Politics likes to force false choices: Clean environment or a healthy economy? National security or personal privacy? Safe communities or police reform?
That last one – the assumption that police reform and crime reduction are antithetical ideas – is baked into the national debate over the role and oversight of police. As is often the case, it’s being debated in Los Angeles, and the record that’s being made here may guide others.
Take the reappointment of Los Angeles Police Chief Michel Moore, which the Los Angeles Police Commission unanimously approved last week. Moore is a veteran LAPD officer who served five years as the department’s chief. The strange runup to his reappointment – he submitted his request the day after Christmas and the commission approved it in closed session just over a month later – focused the attention on Moore as a reformer rather than as a crime-fighter.
Under Los Angeles’ charter, amended in the 1990s after the beating of Rodney King and the ensuing riots, the police commission has sole authority to decide whether a chief deserves a second term. Moreover, the commission can make that decision on any grounds it chooses. The commission’s statement announcing its decision praised Moore for his ability “to institute cutting edge reforms.” It did not mention crime at all.
Mayor Karen Bass supported that move, and similarly highlighted internal improvements as the chief’s most important mission, writing that Moore’s main job will be “continuing and expanding police reform, including improving the response involving those experiencing a mental health crisis.”

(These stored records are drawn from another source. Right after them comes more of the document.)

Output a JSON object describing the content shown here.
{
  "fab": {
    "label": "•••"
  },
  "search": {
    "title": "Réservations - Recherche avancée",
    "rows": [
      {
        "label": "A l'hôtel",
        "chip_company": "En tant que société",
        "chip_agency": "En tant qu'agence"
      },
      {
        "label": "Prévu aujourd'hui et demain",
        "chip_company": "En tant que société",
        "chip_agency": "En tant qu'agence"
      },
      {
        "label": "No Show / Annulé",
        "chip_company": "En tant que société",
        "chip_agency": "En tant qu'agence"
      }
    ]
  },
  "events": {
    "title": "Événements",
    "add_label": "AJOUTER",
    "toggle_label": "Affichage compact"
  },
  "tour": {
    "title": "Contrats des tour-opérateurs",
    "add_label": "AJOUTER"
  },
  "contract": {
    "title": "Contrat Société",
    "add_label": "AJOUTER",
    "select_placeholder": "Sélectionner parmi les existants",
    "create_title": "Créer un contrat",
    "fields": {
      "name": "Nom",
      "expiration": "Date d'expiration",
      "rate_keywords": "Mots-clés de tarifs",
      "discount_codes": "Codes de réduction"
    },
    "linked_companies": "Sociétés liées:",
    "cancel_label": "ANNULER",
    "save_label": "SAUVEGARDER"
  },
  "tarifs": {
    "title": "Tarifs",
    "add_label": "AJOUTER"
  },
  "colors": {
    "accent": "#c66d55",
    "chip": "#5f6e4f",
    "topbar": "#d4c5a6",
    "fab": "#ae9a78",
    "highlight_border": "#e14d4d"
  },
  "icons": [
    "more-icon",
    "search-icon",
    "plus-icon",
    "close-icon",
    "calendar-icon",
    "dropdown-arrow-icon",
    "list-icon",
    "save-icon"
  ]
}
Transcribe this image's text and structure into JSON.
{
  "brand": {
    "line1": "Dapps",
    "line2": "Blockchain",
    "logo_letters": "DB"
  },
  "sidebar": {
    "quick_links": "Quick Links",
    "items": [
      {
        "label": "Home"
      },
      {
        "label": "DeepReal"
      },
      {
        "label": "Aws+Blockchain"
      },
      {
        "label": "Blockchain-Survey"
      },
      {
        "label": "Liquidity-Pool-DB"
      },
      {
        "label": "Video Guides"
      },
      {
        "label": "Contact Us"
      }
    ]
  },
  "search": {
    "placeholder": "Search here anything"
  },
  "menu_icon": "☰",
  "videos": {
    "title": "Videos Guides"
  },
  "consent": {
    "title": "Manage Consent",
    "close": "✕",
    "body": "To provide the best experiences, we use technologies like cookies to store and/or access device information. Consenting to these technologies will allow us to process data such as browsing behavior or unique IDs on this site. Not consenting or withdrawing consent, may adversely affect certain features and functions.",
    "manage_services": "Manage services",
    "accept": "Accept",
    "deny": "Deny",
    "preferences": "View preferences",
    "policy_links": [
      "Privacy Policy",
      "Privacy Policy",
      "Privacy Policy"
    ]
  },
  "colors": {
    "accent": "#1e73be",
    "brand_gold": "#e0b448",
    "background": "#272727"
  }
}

This even shaped news coverage. The Los Angeles Times did not use the word “crime” until the 19th paragraph, and only after considering Moore’s record on police shootings, the response to COVID and the LAPD’s “culture of aggression.”
In interviews, Commission President William J. Briggs II acknowledged the importance of deterring and responding to crime, but stressed that over “the last several decades, the scope of responsibility (of the chief) has grown.”
Commissioner Steve Soboroff went further, suggesting that police departments and their chiefs can’t properly be held accountable for crime. “That’s like saying the president is responsible for the stock market,” he said. Crime, he added, is “just part of an overall ecosystem of issues.”
Fair enough, up to a point: Crime is largely influenced by changing demographics, the drug trade and external forces such as COVID. But public safety isn’t an aside for police; it’s the main event. And there is ample evidence that police can be scrutinized and still be effective against crime.
Through the late 1990s, the city of Los Angeles embarked on an LAPD reform effort that was based on investment, starkly in contrast to this decade’s calls for defunding police. The city spent money to improve its systems for tracking and disciplining police officers. It made it easier to file complaints against officers and equipped supervisors with better tools for identifying officers with poor conduct. The city expanded the LAPD, at last pulling it within sight of fielding 10,000 officers. Prodded by lawsuits and consent decrees, it also diversified those ranks, bringing on more Black, Latino, Asian and female officers.
Crime mattered, too, and those investments yielded powerful results not just in police accountability but in safer communities. In the early 1990s, more than a thousand people were murdered each year in Los Angeles. By 2013, that number had dropped to 251.
The combination of stronger oversight and public investment obviously did not solve all of Los Angeles’ public safety problems. After all, 251 murders are still shocking, and murder represents just a sliver of overall crime. And though the department diversified and humanized in those years, incidents of police misconduct were by no means eliminated.
But there was progress on both fronts – accountability and crime.
Since Moore was appointed in 2017, that progress has slowed. After a decade of holding homicides below 300 per year, that number increased under Moore. In 2021, 397 people were murdered in Los Angeles, far below the totals of the early 1990s, but up markedly (It is also true that last year’s figures for murder and violent crime tapered off from 2021; there were, for instance, 382 homicides in 2022).
The reform mission remains a work in progress, too. A series of in-custody deaths in recent weeks have again raised questions about officers’ conduct, and Moore has faced criticism for not doing more to promote women, among other things. Some of his critics mounted a campaign to reject his request for a second term, banding together under the banner “No More Moore.”
Still, the commission and Bass accepted the argument that Moore can be an effective leader for a reform-oriented department. That conclusion appears to have overcome whatever misgivings they may harbor based on the LAPD’s backsliding on crime. To her credit, Bass listed crime reduction second only to reform in her list outlining goals for Moore’s second term.
Which returns to the initial point: Must the city leadership accept a rise in crime as the price for more progressive policing innovations? The answer is emphatically no. The LAPD’s gains in the 1990s and 2000s demonstrate that reform and crime-fighting reinforce one another. The more recent stumbles raise questions not about the tradeoff but of the effectiveness of those managing the department.
As Bass settles in and appoints commissioners of her own, they will have the job of insisting that Moore and his eventual successor demonstrate not just that they can reform the department but that they can protect the public as well. The LAPD’s job – as is for all California police departments – is to “protect and serve,” not just one or the other.
By Jim Newton
This article was originally published by CalMatters.